* Problem statement *
Copy each line of the data below, character for character.

* Exercise data *
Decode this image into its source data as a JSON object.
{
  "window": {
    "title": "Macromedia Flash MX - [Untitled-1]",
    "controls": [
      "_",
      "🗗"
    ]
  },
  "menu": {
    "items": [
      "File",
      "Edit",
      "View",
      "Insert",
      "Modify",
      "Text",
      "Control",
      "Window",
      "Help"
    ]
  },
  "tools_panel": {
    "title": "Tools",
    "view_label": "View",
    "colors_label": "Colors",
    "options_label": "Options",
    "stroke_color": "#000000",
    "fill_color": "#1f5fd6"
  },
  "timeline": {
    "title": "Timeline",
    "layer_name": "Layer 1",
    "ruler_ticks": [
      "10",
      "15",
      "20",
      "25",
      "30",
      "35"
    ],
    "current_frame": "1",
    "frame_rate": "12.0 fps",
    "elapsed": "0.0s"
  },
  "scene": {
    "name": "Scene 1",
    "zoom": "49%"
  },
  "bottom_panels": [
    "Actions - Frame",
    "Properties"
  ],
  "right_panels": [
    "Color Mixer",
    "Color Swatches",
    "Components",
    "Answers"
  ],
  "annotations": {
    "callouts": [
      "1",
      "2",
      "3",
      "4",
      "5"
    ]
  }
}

* Output for this task *
Decode this image into its source data as a JSON object.
{
  "window": {
    "title": "Macromedia Flash MX - [Untitled-1]",
    "controls": [
      "_",
      "🗗"
    ]
  },
  "menu": {
    "items": [
      "File",
      "Edit",
      "View",
      "Insert",
      "Modify",
      "Text",
      "Control",
      "Window",
      "Help"
    ]
  },
  "tools_panel": {
    "title": "Tools",
    "view_label": "View",
    "colors_label": "Colors",
    "options_label": "Options",
    "stroke_color": "#000000",
    "fill_color": "#1f5fd6"
  },
  "timeline": {
    "title": "Timeline",
    "layer_name": "Layer 1",
    "ruler_ticks": [
      "10",
      "15",
      "20",
      "25",
      "30",
      "35"
    ],
    "current_frame": "1",
    "frame_rate": "12.0 fps",
    "elapsed": "0.0s"
  },
  "scene": {
    "name": "Scene 1",
    "zoom": "49%"
  },
  "bottom_panels": [
    "Actions - Frame",
    "Properties"
  ],
  "right_panels": [
    "Color Mixer",
    "Color Swatches",
    "Components",
    "Answers"
  ],
  "annotations": {
    "callouts": [
      "1",
      "2",
      "3",
      "4",
      "5"
    ]
  }
}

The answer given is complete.